Task instructions: Below is a set of records. Please retype every one exactly.

Source data:
+++++

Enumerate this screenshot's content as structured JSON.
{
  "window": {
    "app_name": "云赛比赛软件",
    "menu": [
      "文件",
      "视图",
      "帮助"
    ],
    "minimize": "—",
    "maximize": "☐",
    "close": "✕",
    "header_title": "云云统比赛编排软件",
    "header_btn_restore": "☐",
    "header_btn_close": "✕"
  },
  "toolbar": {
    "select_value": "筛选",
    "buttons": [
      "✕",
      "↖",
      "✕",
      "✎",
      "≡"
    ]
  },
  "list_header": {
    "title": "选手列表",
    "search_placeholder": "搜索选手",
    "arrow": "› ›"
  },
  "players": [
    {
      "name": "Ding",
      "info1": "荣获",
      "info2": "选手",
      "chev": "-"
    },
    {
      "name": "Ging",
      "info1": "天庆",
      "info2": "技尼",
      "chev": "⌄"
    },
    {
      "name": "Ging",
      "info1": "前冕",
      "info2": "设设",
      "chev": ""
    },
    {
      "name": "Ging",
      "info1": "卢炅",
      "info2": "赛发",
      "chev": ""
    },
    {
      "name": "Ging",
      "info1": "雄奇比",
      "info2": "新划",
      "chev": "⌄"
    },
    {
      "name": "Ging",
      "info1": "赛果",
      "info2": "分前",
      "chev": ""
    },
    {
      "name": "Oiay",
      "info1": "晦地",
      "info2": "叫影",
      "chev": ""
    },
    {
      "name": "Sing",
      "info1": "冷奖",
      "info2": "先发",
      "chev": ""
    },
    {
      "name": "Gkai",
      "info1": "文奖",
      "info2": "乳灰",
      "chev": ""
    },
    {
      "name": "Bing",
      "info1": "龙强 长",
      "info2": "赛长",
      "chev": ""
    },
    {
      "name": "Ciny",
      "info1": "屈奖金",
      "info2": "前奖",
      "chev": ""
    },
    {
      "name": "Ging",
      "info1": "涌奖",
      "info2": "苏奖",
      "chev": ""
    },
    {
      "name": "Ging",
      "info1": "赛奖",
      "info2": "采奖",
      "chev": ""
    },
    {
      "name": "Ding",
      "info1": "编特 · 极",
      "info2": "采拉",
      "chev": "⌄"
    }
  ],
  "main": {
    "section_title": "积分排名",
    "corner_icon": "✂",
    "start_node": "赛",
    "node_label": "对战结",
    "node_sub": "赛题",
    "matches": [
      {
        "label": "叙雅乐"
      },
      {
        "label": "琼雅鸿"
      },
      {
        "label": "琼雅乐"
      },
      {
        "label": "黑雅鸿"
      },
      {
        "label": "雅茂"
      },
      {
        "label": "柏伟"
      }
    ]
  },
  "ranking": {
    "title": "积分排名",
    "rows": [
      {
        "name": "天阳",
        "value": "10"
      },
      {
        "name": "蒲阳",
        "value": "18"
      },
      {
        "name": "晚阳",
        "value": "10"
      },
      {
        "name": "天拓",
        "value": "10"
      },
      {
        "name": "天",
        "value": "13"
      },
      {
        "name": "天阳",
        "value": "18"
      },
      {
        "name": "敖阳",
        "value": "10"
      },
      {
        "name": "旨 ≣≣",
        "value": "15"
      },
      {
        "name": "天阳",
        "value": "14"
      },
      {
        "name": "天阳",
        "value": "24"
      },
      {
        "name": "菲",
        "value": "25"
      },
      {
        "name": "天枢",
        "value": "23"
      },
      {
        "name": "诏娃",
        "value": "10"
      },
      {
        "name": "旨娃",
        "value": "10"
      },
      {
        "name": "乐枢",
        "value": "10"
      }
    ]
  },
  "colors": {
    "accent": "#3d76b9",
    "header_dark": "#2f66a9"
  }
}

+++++

Answer section:
Enumerate this screenshot's content as structured JSON.
{
  "window": {
    "app_name": "云赛比赛软件",
    "menu": [
      "文件",
      "视图",
      "帮助"
    ],
    "minimize": "—",
    "maximize": "☐",
    "close": "✕",
    "header_title": "云云统比赛编排软件",
    "header_btn_restore": "☐",
    "header_btn_close": "✕"
  },
  "toolbar": {
    "select_value": "筛选",
    "buttons": [
      "✕",
      "↖",
      "✕",
      "✎",
      "≡"
    ]
  },
  "list_header": {
    "title": "选手列表",
    "search_placeholder": "搜索选手",
    "arrow": "› ›"
  },
  "players": [
    {
      "name": "Ding",
      "info1": "荣获",
      "info2": "选手",
      "chev": "-"
    },
    {
      "name": "Ging",
      "info1": "天庆",
      "info2": "技尼",
      "chev": "⌄"
    },
    {
      "name": "Ging",
      "info1": "前冕",
      "info2": "设设",
      "chev": ""
    },
    {
      "name": "Ging",
      "info1": "卢炅",
      "info2": "赛发",
      "chev": ""
    },
    {
      "name": "Ging",
      "info1": "雄奇比",
      "info2": "新划",
      "chev": "⌄"
    },
    {
      "name": "Ging",
      "info1": "赛果",
      "info2": "分前",
      "chev": ""
    },
    {
      "name": "Oiay",
      "info1": "晦地",
      "info2": "叫影",
      "chev": ""
    },
    {
      "name": "Sing",
      "info1": "冷奖",
      "info2": "先发",
      "chev": ""
    },
    {
      "name": "Gkai",
      "info1": "文奖",
      "info2": "乳灰",
      "chev": ""
    },
    {
      "name": "Bing",
      "info1": "龙强 长",
      "info2": "赛长",
      "chev": ""
    },
    {
      "name": "Ciny",
      "info1": "屈奖金",
      "info2": "前奖",
      "chev": ""
    },
    {
      "name": "Ging",
      "info1": "涌奖",
      "info2": "苏奖",
      "chev": ""
    },
    {
      "name": "Ging",
      "info1": "赛奖",
      "info2": "采奖",
      "chev": ""
    },
    {
      "name": "Ding",
      "info1": "编特 · 极",
      "info2": "采拉",
      "chev": "⌄"
    }
  ],
  "main": {
    "section_title": "积分排名",
    "corner_icon": "✂",
    "start_node": "赛",
    "node_label": "对战结",
    "node_sub": "赛题",
    "matches": [
      {
        "label": "叙雅乐"
      },
      {
        "label": "琼雅鸿"
      },
      {
        "label": "琼雅乐"
      },
      {
        "label": "黑雅鸿"
      },
      {
        "label": "雅茂"
      },
      {
        "label": "柏伟"
      }
    ]
  },
  "ranking": {
    "title": "积分排名",
    "rows": [
      {
        "name": "天阳",
        "value": "10"
      },
      {
        "name": "蒲阳",
        "value": "18"
      },
      {
        "name": "晚阳",
        "value": "10"
      },
      {
        "name": "天拓",
        "value": "10"
      },
      {
        "name": "天",
        "value": "13"
      },
      {
        "name": "天阳",
        "value": "18"
      },
      {
        "name": "敖阳",
        "value": "10"
      },
      {
        "name": "旨 ≣≣",
        "value": "15"
      },
      {
        "name": "天阳",
        "value": "14"
      },
      {
        "name": "天阳",
        "value": "24"
      },
      {
        "name": "菲",
        "value": "25"
      },
      {
        "name": "天枢",
        "value": "23"
      },
      {
        "name": "诏娃",
        "value": "10"
      },
      {
        "name": "旨娃",
        "value": "10"
      },
      {
        "name": "乐枢",
        "value": "10"
      }
    ]
  },
  "colors": {
    "accent": "#3d76b9",
    "header_dark": "#2f66a9"
  }
}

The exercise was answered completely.